Based on six years of study so far, the genetic trait that produces beta carotene in the rice grain does not appear to make Golden Rice plants stronger than other rice varieties. Therefore Golden Rice is unlikely to harm biodiversity by becoming a weed.
Golden Rice is also unlikely to impact biodiversity by endangering wild rice through cross-pollination (outcrossing, or gene flow) for reasons that apply to all cultivated rice.
- Rice is typically self-pollinated and the frequency of cross-pollination is low.
- Cross-pollination in rice is rare if plants are separated by a short distance of a few feet or meters.
- Cross-pollination is uncommon unless the rice plants are flowering at the same time.
- This means that wild rice species won't usually cross-pollinate naturally with cultivated rice unless they are growing close together and flower at the same time.

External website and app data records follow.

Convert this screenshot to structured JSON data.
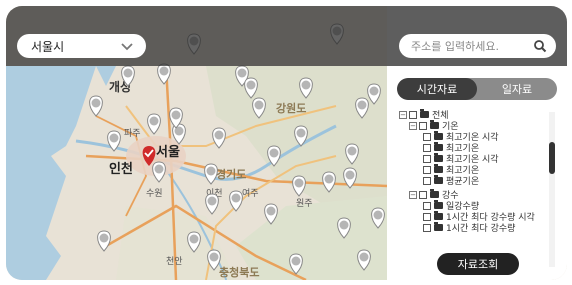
{
  "region_select": {
    "value": "서울시"
  },
  "search": {
    "placeholder": "주소를 입력하세요."
  },
  "tabs": [
    {
      "label": "시간자료",
      "active": true
    },
    {
      "label": "일자료",
      "active": false
    }
  ],
  "tree": {
    "root": "전체",
    "groups": [
      {
        "label": "기온",
        "items": [
          "최고기온 시각",
          "최고기온",
          "최고기온 시각",
          "최고기온",
          "평균기온"
        ]
      },
      {
        "label": "강수",
        "items": [
          "일강수량",
          "1시간 최다 강수량 시각",
          "1시간 최다 강수량"
        ]
      }
    ]
  },
  "map": {
    "place_labels": [
      "개성",
      "강원도",
      "파주",
      "인천",
      "서울",
      "수원",
      "이천",
      "경기도",
      "충청북도",
      "천안",
      "원주",
      "여주"
    ]
  },
  "query_button": {
    "label": "자료조회"
  },
  "colors": {
    "accent": "#222222",
    "marker_selected": "#d02a2a",
    "tab_active": "#3d3d3d"
  }
}
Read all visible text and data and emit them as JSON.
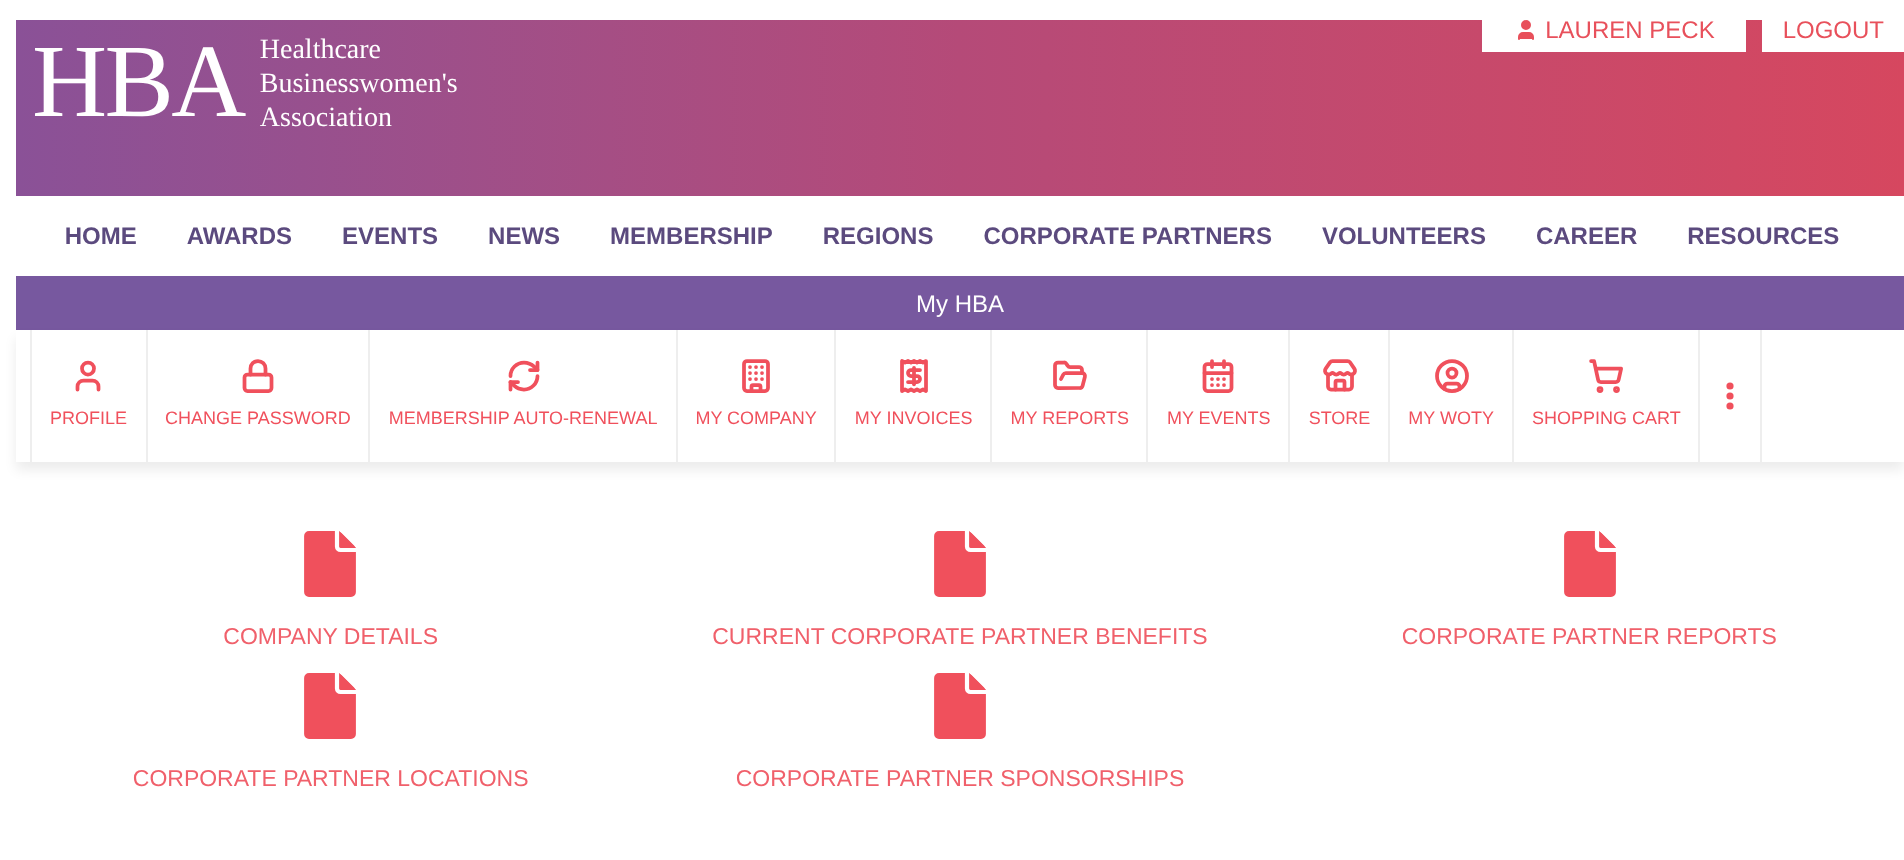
{
  "header": {
    "logo": "HBA",
    "tagline": [
      "Healthcare",
      "Businesswomen's",
      "Association"
    ],
    "user_button": "LAUREN PECK",
    "logout_button": "LOGOUT"
  },
  "nav": [
    {
      "label": "HOME"
    },
    {
      "label": "AWARDS"
    },
    {
      "label": "EVENTS"
    },
    {
      "label": "NEWS"
    },
    {
      "label": "MEMBERSHIP"
    },
    {
      "label": "REGIONS"
    },
    {
      "label": "CORPORATE PARTNERS"
    },
    {
      "label": "VOLUNTEERS"
    },
    {
      "label": "CAREER"
    },
    {
      "label": "RESOURCES"
    }
  ],
  "section_bar": "My HBA",
  "toolbar": [
    {
      "kind": "profile",
      "label": "PROFILE"
    },
    {
      "kind": "password",
      "label": "CHANGE PASSWORD"
    },
    {
      "kind": "renewal",
      "label": "MEMBERSHIP AUTO-RENEWAL"
    },
    {
      "kind": "company",
      "label": "MY COMPANY"
    },
    {
      "kind": "invoices",
      "label": "MY INVOICES"
    },
    {
      "kind": "reports",
      "label": "MY REPORTS"
    },
    {
      "kind": "events",
      "label": "MY EVENTS"
    },
    {
      "kind": "store",
      "label": "STORE"
    },
    {
      "kind": "woty",
      "label": "MY WOTY"
    },
    {
      "kind": "cart",
      "label": "SHOPPING CART"
    },
    {
      "kind": "more"
    }
  ],
  "documents": [
    {
      "label": "COMPANY DETAILS"
    },
    {
      "label": "CURRENT CORPORATE PARTNER BENEFITS"
    },
    {
      "label": "CORPORATE PARTNER REPORTS"
    },
    {
      "label": "CORPORATE PARTNER LOCATIONS"
    },
    {
      "label": "CORPORATE PARTNER SPONSORSHIPS"
    }
  ]
}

- Compatible wild rice species may not be found growing close to cultivated rice varieties. For example, only one compatible wild rice species has been reported in the Philippines, in a single location.
More important, should cross-pollination with wild rice occur, Golden Rice is unlikely to endanger diversity in wild rice because the genetic trait would not make the plants stronger or weaker than others.
Read more about IRRI’s work to conserve rice through the International Rice Genebank, the biggest collection of rice genetic diversity in the world.
- Lu, B. and A. Snow. 2005. Gene flow from genetically modified rice and its environmental consequences. Bioscience 55(8):669-678.
- Rong, J. B. Lu, Z. Song, J. Su, A. Snow, X. Zhang, S. Sun, R. Chen, and F. Wang. 2007.Dramatic reduction of crop-to-crop gene flow within a short distance from transgenic rice fields. New Phytologist 173:346-353.
- Borromeo, T. H. 2000. Philippine wild rices: diverse and disappearing. The Philippine Agricultural Scientist. 83(2) 133-144.